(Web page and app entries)
##########
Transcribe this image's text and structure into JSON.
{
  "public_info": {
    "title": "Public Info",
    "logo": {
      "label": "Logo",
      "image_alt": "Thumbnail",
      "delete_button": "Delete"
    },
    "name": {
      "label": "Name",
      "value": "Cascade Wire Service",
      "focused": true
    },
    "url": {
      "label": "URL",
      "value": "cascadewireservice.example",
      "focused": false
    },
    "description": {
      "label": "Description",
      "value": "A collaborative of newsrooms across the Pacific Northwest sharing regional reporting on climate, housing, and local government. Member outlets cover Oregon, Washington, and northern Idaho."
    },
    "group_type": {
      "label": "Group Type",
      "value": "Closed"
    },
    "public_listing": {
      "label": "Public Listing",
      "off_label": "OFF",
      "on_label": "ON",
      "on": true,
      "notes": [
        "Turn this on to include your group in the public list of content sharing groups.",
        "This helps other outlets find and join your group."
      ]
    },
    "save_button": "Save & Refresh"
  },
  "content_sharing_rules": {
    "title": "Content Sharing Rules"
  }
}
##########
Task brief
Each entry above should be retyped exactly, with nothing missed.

Solved exercise
Transcribe this image's text and structure into JSON.
{
  "public_info": {
    "title": "Public Info",
    "logo": {
      "label": "Logo",
      "image_alt": "Thumbnail",
      "delete_button": "Delete"
    },
    "name": {
      "label": "Name",
      "value": "Cascade Wire Service",
      "focused": true
    },
    "url": {
      "label": "URL",
      "value": "cascadewireservice.example",
      "focused": false
    },
    "description": {
      "label": "Description",
      "value": "A collaborative of newsrooms across the Pacific Northwest sharing regional reporting on climate, housing, and local government. Member outlets cover Oregon, Washington, and northern Idaho."
    },
    "group_type": {
      "label": "Group Type",
      "value": "Closed"
    },
    "public_listing": {
      "label": "Public Listing",
      "off_label": "OFF",
      "on_label": "ON",
      "on": true,
      "notes": [
        "Turn this on to include your group in the public list of content sharing groups.",
        "This helps other outlets find and join your group."
      ]
    },
    "save_button": "Save & Refresh"
  },
  "content_sharing_rules": {
    "title": "Content Sharing Rules"
  }
}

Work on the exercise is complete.